Sometimes that collaboration can happen wordlessly. Widows called for visual simplicity, and while occasionally Bobbitt could stray a little from that, McQueen would be there to silently remind him. “Some shots I would set up would be very complicated and very fancy,” says Bobbitt. “He’d just look at me, wryly shake his head, and I’d realize, ‘Oh, yeah, you’re right.’”
Honoring that dynamic is advice Bobbitt would impart to any cinematographer looking to forge a fruitful collaboration with a director. “The key is trust and respect, and having an open mind, but also never forgetting that they’re the director. It is their film. The job of the cinematographer is to realize through manipulation of images the desires and objectives of the director,” he says. “Listen to what a director says and listen very carefully, because they’re telling you what it is that they would like to happen.”
The Importance of a First Conversation
There’s one last bit of advice that Bobbitt can impart, one that goes back to his first meeting with McQueen. That first conversation wasn’t just foundational for their collaboration — any first conversation between director and cinematographer is foundational for a good collaboration. “That initial interview that you do with a director is absolutely crucial, because it’s trying to determine what the personality of that director is.”

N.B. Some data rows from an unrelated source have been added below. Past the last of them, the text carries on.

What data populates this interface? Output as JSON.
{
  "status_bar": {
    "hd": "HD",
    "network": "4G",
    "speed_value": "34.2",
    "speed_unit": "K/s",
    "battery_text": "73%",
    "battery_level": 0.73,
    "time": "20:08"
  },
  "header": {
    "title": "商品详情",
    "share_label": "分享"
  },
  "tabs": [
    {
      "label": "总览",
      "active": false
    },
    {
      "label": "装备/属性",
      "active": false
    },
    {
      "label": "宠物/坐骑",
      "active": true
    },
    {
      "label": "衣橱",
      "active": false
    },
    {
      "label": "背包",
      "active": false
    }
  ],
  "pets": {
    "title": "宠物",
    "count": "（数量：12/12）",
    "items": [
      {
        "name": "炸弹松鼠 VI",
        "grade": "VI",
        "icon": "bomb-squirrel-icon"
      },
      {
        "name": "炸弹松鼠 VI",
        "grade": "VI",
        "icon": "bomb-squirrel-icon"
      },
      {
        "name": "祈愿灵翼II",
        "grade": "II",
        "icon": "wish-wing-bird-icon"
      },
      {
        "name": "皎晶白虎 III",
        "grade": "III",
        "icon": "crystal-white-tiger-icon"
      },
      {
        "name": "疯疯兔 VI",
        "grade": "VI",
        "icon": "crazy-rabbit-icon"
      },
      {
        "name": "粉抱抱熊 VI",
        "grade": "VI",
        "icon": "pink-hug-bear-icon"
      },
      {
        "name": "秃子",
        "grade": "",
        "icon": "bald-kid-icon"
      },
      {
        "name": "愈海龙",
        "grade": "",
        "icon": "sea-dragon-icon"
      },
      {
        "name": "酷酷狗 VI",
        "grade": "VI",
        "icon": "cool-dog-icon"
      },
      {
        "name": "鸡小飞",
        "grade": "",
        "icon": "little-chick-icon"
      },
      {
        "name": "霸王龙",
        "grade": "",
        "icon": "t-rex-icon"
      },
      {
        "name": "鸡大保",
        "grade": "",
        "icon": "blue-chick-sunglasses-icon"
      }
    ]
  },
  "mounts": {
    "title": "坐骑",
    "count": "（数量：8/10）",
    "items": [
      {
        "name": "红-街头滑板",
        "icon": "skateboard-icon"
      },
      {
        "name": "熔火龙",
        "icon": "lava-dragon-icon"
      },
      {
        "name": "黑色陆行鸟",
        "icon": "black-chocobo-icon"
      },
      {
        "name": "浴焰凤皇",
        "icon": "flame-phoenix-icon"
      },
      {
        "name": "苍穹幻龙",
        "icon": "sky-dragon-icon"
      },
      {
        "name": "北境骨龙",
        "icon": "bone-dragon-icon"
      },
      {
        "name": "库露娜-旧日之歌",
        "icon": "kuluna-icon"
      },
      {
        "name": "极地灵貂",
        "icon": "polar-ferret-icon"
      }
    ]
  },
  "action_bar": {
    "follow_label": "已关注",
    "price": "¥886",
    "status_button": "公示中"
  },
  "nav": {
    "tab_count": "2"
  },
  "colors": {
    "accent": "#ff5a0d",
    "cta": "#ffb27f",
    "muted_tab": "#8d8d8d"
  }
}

That will not only inform what their aesthetic ambitions and expectations are, but also how to work together when a film gets underway. “During that first period of pre-production, my job is to figure out who I am in relation to the director. What am I supposed to be doing? Some directors are incredibly visual, and have very strong ideas, so my job is to realize those ideas. Some directors are more performance-based, and not that visual at all, and in that case, it’s my job to come up with the visuals and aid in creating the whole world of the film. Some are somewhere in between. You’re constantly assessing what your role is, and doing your best to realize the ideas and concepts of the director in relation to the film.”
Top image: Viola Davis and Cynthia Erivo in Widows. All images courtesy of Twentieth Century Fox.